Task inputs:
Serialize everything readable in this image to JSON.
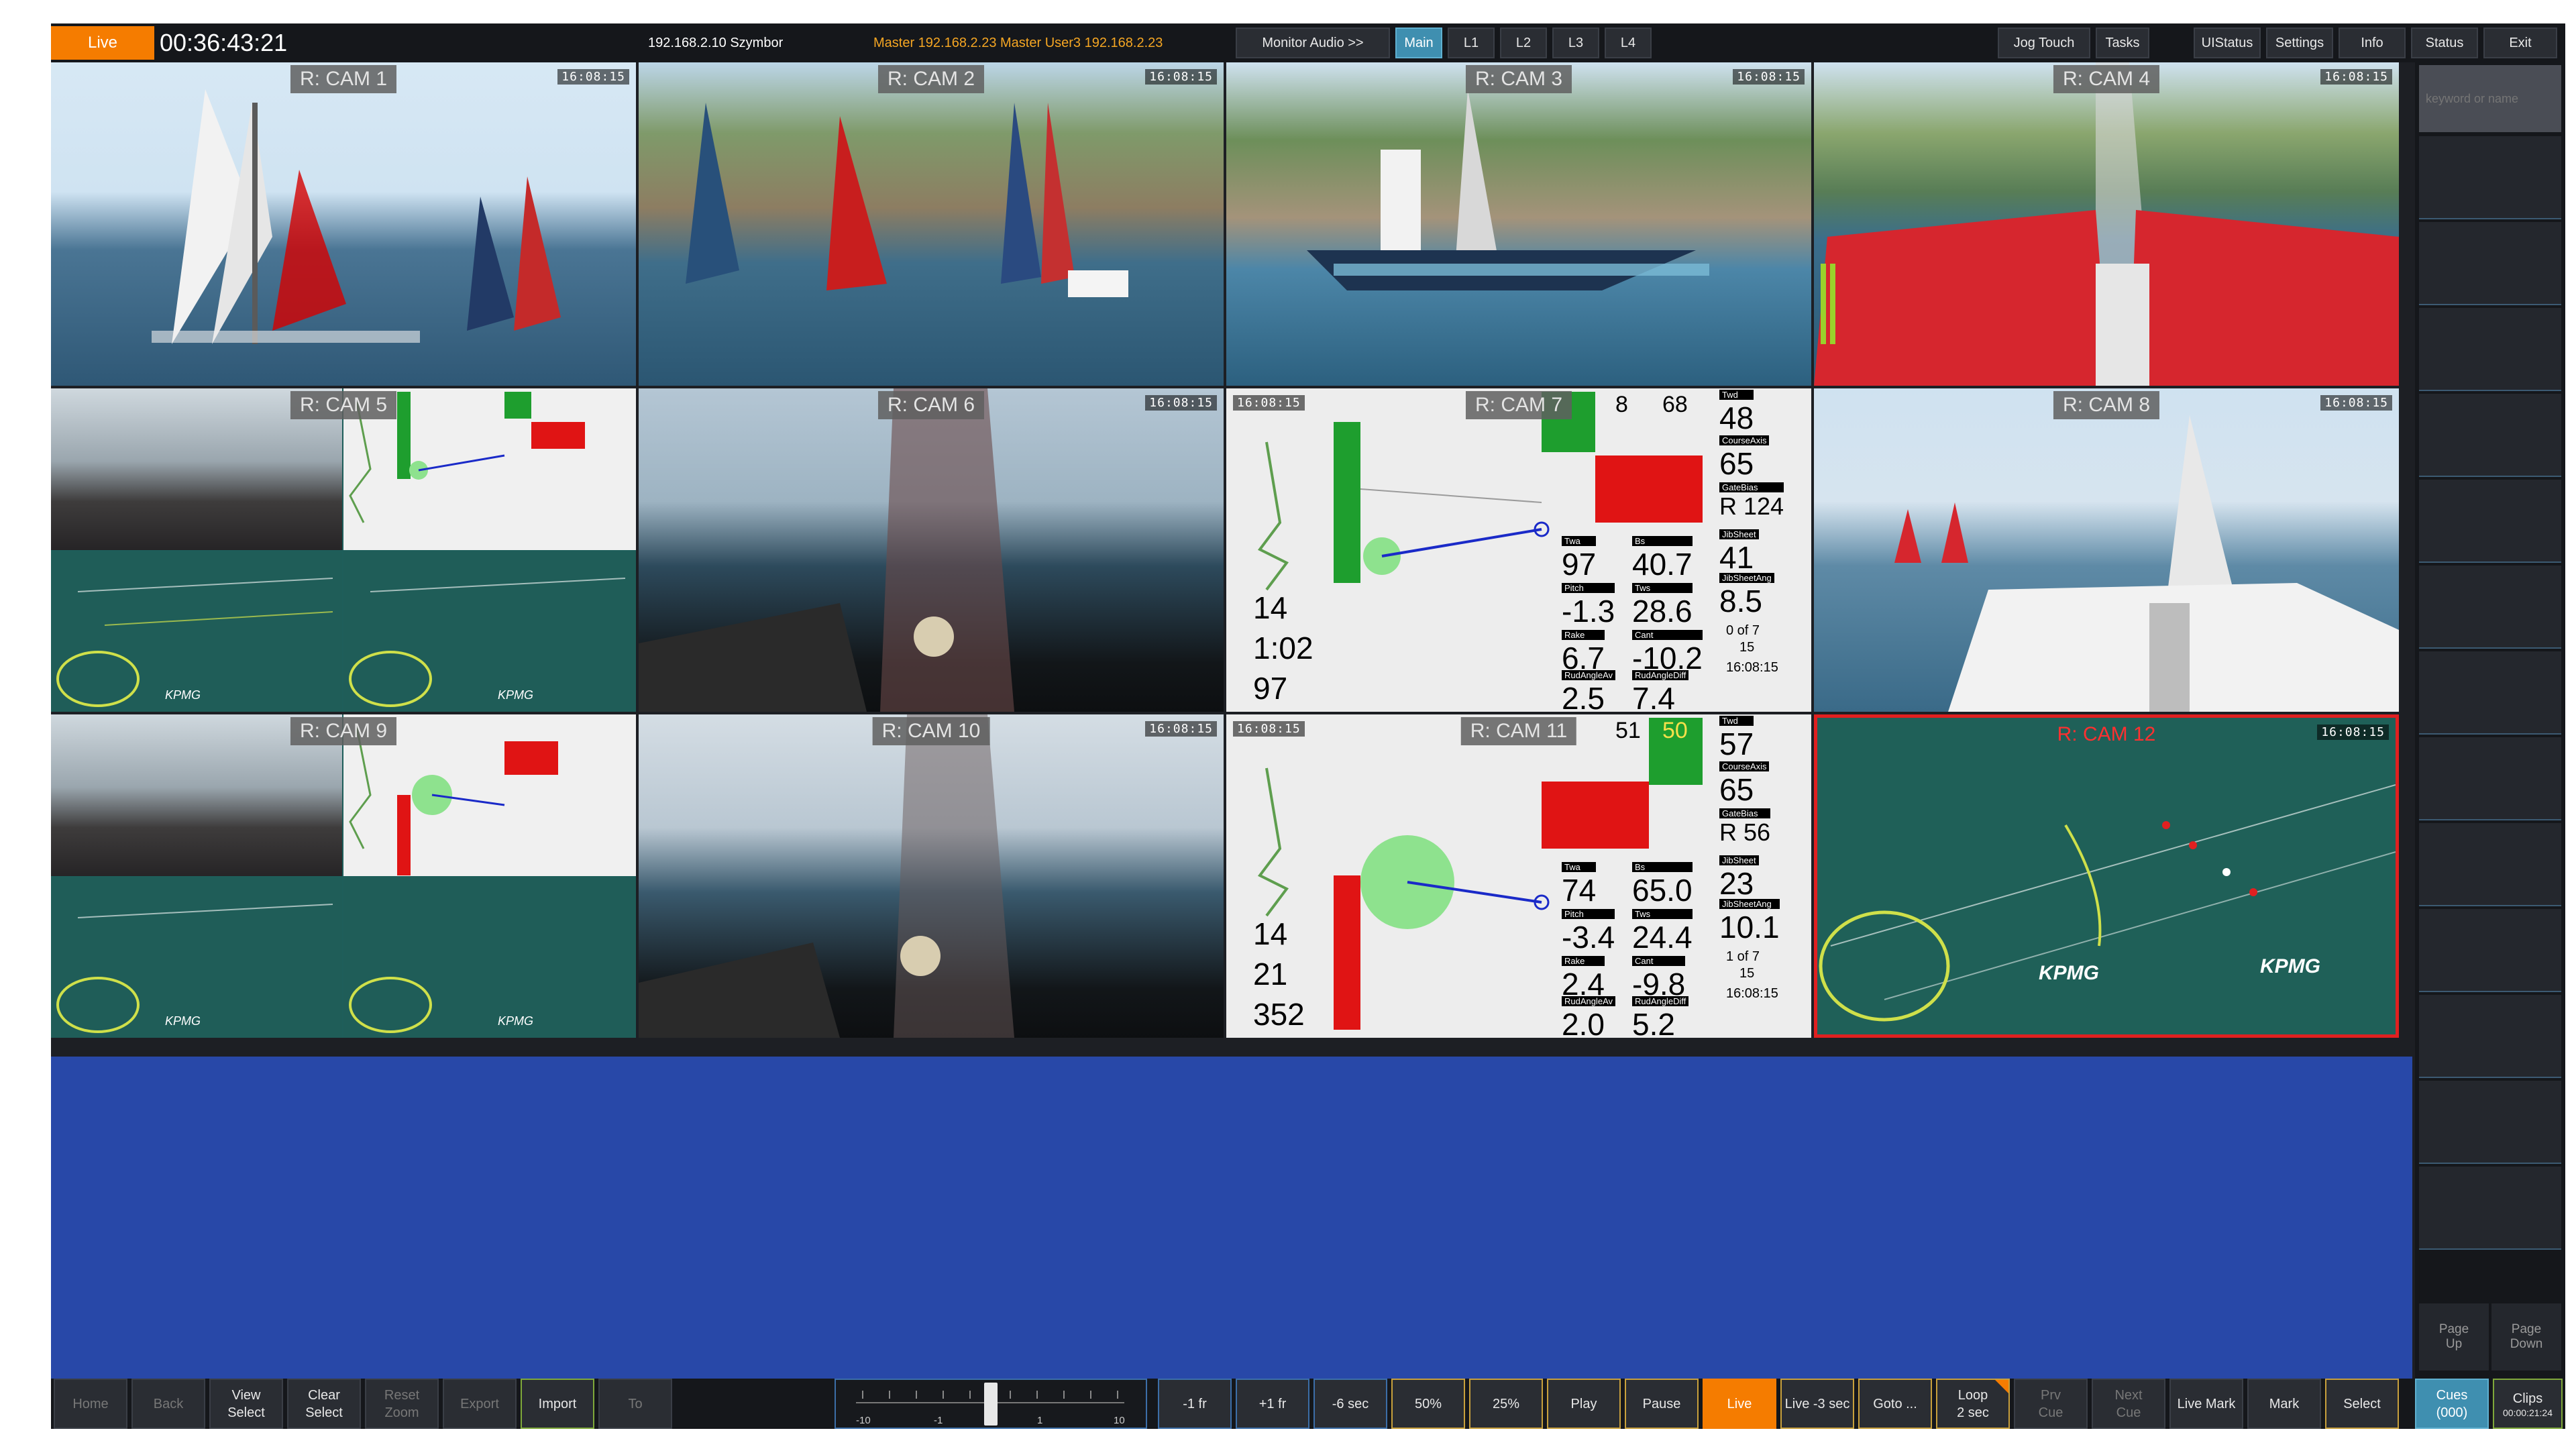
{
  "top_bar": {
    "live_label": "Live",
    "timecode": "00:36:43:21",
    "server_info": "192.168.2.10 Szymbor",
    "master_info": "Master 192.168.2.23   Master   User3   192.168.2.23",
    "monitor_audio_label": "Monitor Audio >>",
    "channels": [
      "Main",
      "L1",
      "L2",
      "L3",
      "L4"
    ],
    "jog_touch_label": "Jog Touch",
    "tasks_label": "Tasks",
    "uistatus_label": "UIStatus",
    "settings_label": "Settings",
    "info_label": "Info",
    "status_label": "Status",
    "exit_label": "Exit"
  },
  "cameras": [
    {
      "label": "R: CAM 1",
      "tc": "16:08:15"
    },
    {
      "label": "R: CAM 2",
      "tc": "16:08:15"
    },
    {
      "label": "R: CAM 3",
      "tc": "16:08:15"
    },
    {
      "label": "R: CAM 4",
      "tc": "16:08:15"
    },
    {
      "label": "R: CAM 5",
      "tc": "16:08:15"
    },
    {
      "label": "R: CAM 6",
      "tc": "16:08:15"
    },
    {
      "label": "R: CAM 7",
      "tc": "16:08:15"
    },
    {
      "label": "R: CAM 8",
      "tc": "16:08:15"
    },
    {
      "label": "R: CAM 9",
      "tc": "16:08:15"
    },
    {
      "label": "R: CAM 10",
      "tc": "16:08:15"
    },
    {
      "label": "R: CAM 11",
      "tc": "16:08:15"
    },
    {
      "label": "R: CAM 12",
      "tc": "16:08:15"
    }
  ],
  "telemetry_cam7": {
    "twd": "48",
    "course_axis": "65",
    "gate_bias": "R 124",
    "jib_sheet": "41",
    "jib_sheet_ang": "8.5",
    "pos": "0 of 7",
    "lap": "15",
    "clock": "16:08:15",
    "twa": "97",
    "bs": "40.7",
    "pitch": "-1.3",
    "tws": "28.6",
    "rake": "6.7",
    "cant": "-10.2",
    "rud_angle": "2.5",
    "rud_diff": "7.4",
    "left_a": "14",
    "left_b": "1:02",
    "left_c": "97",
    "top_a": "8",
    "top_b": "68"
  },
  "telemetry_cam11": {
    "twd": "57",
    "course_axis": "65",
    "gate_bias": "R 56",
    "jib_sheet": "23",
    "jib_sheet_ang": "10.1",
    "pos": "1 of 7",
    "lap": "15",
    "clock": "16:08:15",
    "twa": "74",
    "bs": "65.0",
    "pitch": "-3.4",
    "tws": "24.4",
    "rake": "2.4",
    "cant": "-9.8",
    "rud_angle": "2.0",
    "rud_diff": "5.2",
    "left_a": "14",
    "left_b": "21",
    "left_c": "352",
    "top_a": "51",
    "top_b": "50"
  },
  "right_panel": {
    "search_placeholder": "keyword or name",
    "page_up_label": "Page\nUp",
    "page_down_label": "Page\nDown"
  },
  "bottom_bar": {
    "home": "Home",
    "back": "Back",
    "view_select": "View\nSelect",
    "clear_select": "Clear\nSelect",
    "reset_zoom": "Reset\nZoom",
    "export": "Export",
    "import": "Import",
    "to": "To",
    "jog_scale": [
      "-10",
      "-1",
      "1",
      "10"
    ],
    "minus_1fr": "-1 fr",
    "plus_1fr": "+1 fr",
    "minus_6sec": "-6 sec",
    "speed_50": "50%",
    "speed_25": "25%",
    "play": "Play",
    "pause": "Pause",
    "live": "Live",
    "live_minus_3": "Live -3 sec",
    "goto": "Goto ...",
    "loop": "Loop\n2 sec",
    "prv_cue": "Prv\nCue",
    "next_cue": "Next\nCue",
    "live_mark": "Live Mark",
    "mark": "Mark",
    "select": "Select",
    "cues": "Cues\n(000)",
    "clips": "Clips",
    "clips_tc": "00:00:21:24"
  },
  "colors": {
    "accent_orange": "#f57c00",
    "accent_cyan": "#3f8fb0",
    "blue_area": "#2848a8",
    "selected_red": "#e02020",
    "telemetry_green": "#1e9e2e",
    "telemetry_red": "#e01414"
  }
}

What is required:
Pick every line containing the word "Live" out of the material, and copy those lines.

Your response:
    "live_label": "Live",
    "live": "Live",
    "live_minus_3": "Live -3 sec",
    "live_mark": "Live Mark",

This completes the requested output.